    Conversion is a lifelong process, and not something I can cross off my to-do list next week, next month or even next year. Augustine’s prayer is the most authentic: “Lord Jesus, don’t let me lie when I say that I love you. . . and protect me; for today I could betray you.”

    It’s a very short step from loving God to lying to him and to yourself. So, I honor those many believers, the saints, as St Paul tells us, who “did not receive the things promised,” at least not in this life, and who yet did not succumb to the “sweet dreams and reckless lies” of false prophecy.

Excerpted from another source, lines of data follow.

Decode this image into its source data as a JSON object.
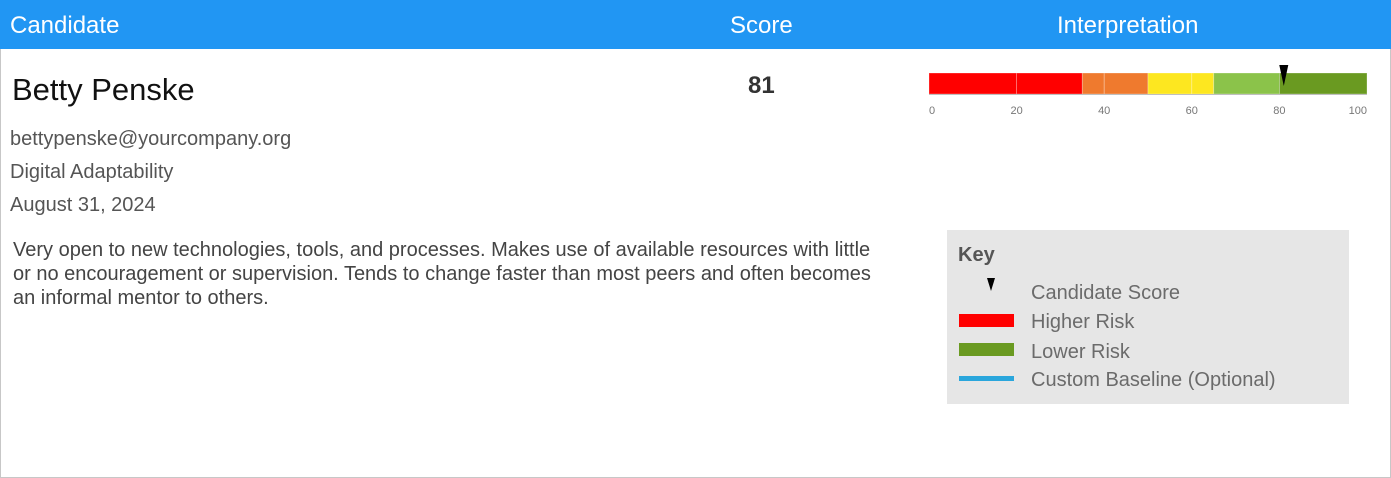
{
  "header": {
    "candidate_label": "Candidate",
    "score_label": "Score",
    "interpretation_label": "Interpretation"
  },
  "candidate": {
    "name": "Betty Penske",
    "email": "bettypenske@yourcompany.org",
    "assessment": "Digital Adaptability",
    "date": "August 31, 2024",
    "score": "81",
    "description": "Very open to new technologies, tools, and processes. Makes use of available resources with little or no encouragement or supervision. Tends to change faster than most peers and often becomes an informal mentor to others."
  },
  "chart_data": {
    "type": "bar",
    "orientation": "horizontal",
    "xlim": [
      0,
      100
    ],
    "ticks": [
      "0",
      "20",
      "40",
      "60",
      "80",
      "100"
    ],
    "bands": [
      {
        "from": 0,
        "to": 20,
        "color": "#ff0000"
      },
      {
        "from": 20,
        "to": 35,
        "color": "#ff0000"
      },
      {
        "from": 35,
        "to": 40,
        "color": "#ef7a2e"
      },
      {
        "from": 40,
        "to": 50,
        "color": "#ef7a2e"
      },
      {
        "from": 50,
        "to": 60,
        "color": "#fde720"
      },
      {
        "from": 60,
        "to": 65,
        "color": "#fde720"
      },
      {
        "from": 65,
        "to": 80,
        "color": "#8bc34a"
      },
      {
        "from": 80,
        "to": 100,
        "color": "#6a9a21"
      }
    ],
    "marker": 81
  },
  "key": {
    "title": "Key",
    "items": [
      {
        "label": "Candidate Score",
        "icon": "triangle-marker-icon"
      },
      {
        "label": "Higher Risk",
        "color": "#ff0000"
      },
      {
        "label": "Lower Risk",
        "color": "#6a9a21"
      },
      {
        "label": "Custom Baseline (Optional)",
        "color": "#2aa6dc"
      }
    ]
  }
}
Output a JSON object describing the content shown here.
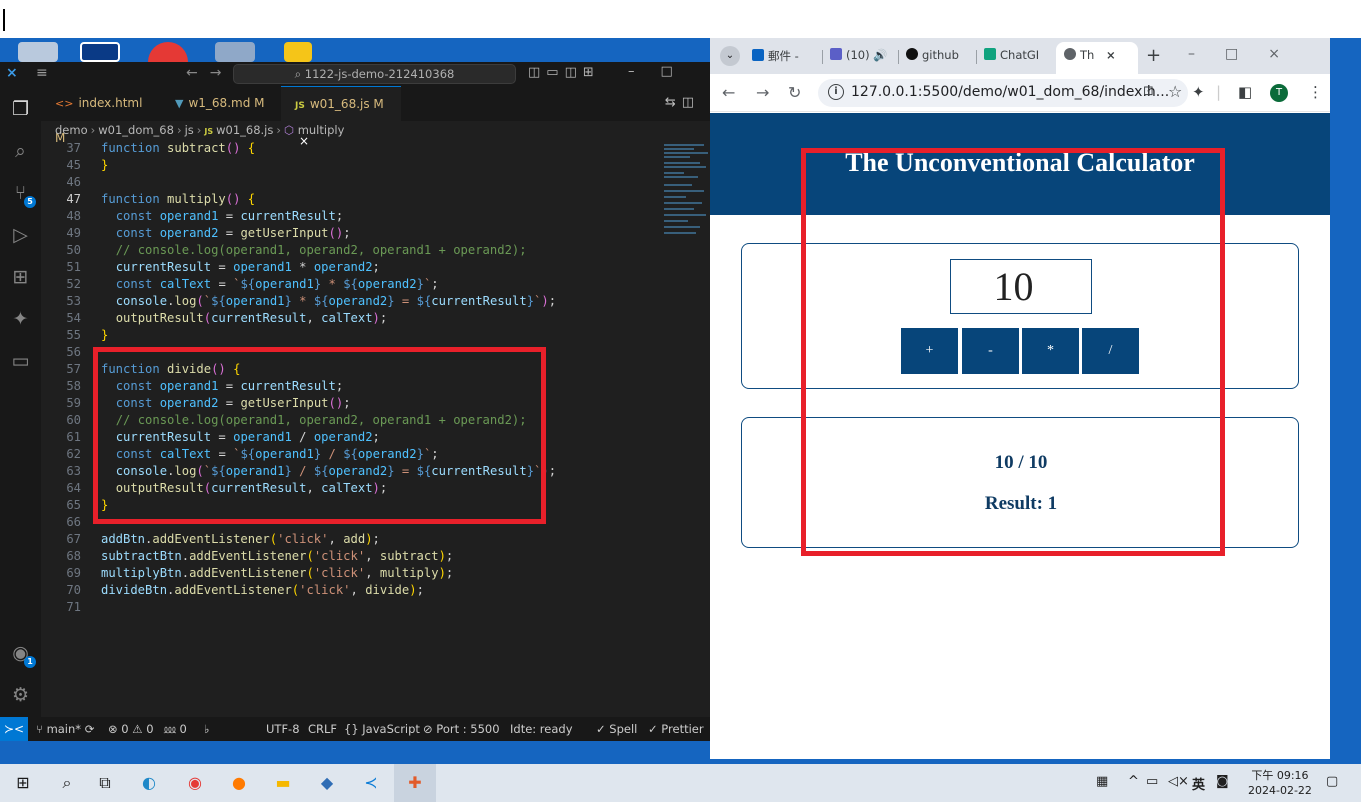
{
  "vscode": {
    "search_text": "1122-js-demo-212410368",
    "tabs": [
      {
        "icon": "<>",
        "label": "index.html M"
      },
      {
        "icon": "▼",
        "label": "w1_68.md M"
      },
      {
        "icon": "JS",
        "label": "w01_68.js M"
      }
    ],
    "tab_close": "×",
    "breadcrumb": [
      "demo",
      "w01_dom_68",
      "js",
      "w01_68.js",
      "multiply"
    ],
    "breadcrumb_js_badge": "JS",
    "activity_badges": {
      "source_control": "5",
      "accounts": "1"
    },
    "status": {
      "branch": "main*",
      "problems": "⊗ 0 ⚠ 0",
      "ports": "⅏ 0",
      "encoding": "UTF-8",
      "eol": "CRLF",
      "language": "{} JavaScript",
      "port": "⊘ Port : 5500",
      "ide": "Idte: ready",
      "spell": "✓ Spell",
      "prettier": "✓ Prettier"
    }
  },
  "chrome": {
    "tabs": [
      {
        "label": "郵件 - "
      },
      {
        "label": "(10) "
      },
      {
        "label": "github"
      },
      {
        "label": "ChatGI"
      },
      {
        "label": "Th"
      }
    ],
    "tab_close": "×",
    "new_tab": "+",
    "url": "127.0.0.1:5500/demo/w01_dom_68/index.h...",
    "avatar_letter": "T"
  },
  "page": {
    "title": "The Unconventional Calculator",
    "input_value": "10",
    "ops": [
      "+",
      "-",
      "*",
      "/"
    ],
    "calc_text": "10 / 10",
    "result_text": "Result: 1"
  },
  "taskbar": {
    "ime": "英",
    "time": "下午 09:16",
    "date": "2024-02-22"
  },
  "colors": {
    "vscode_bg": "#1f1f1f",
    "accent_blue": "#0078d4",
    "page_header": "#07457a",
    "highlight_red": "#e8202a",
    "wallpaper": "#1565c0"
  }
}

    Live Christianity somewhere between the two Bens — televangelist Benny Hinn, who peddles the “false hope” of name it and claim it—that is, all one needs is just to pray in faith and God will give you what you need.  At the opposite extreme, was Ben Franklin. This Ben was some sort of a deist, someone who believes there is a God, but that God is not personally involved in our welfare. Ben Franklin had a firm belief in a good and generous God who was a deity, but his god was an absentee landlord who didn’t stoop to involve himself in the petty affairs of every day life. Don’t expect Ben Franklin’s god to intervene in your life or answer your prayers.

   Don’t listen to Benny Hinn or Ben Franklin. Jeremiah would say that God’s word comes to both of them as a great destructive surprise, like a fire to straw or a sledge hammer to rocks.

   So, whether God calls you to endure floggings or to proclaim great sermons, to tame lions or quench flames, pray to be truly appreciative of God’s caring love for you in every Struggle and in every Joy.  (Dan Clendenon)

No comments yet

Comments are closed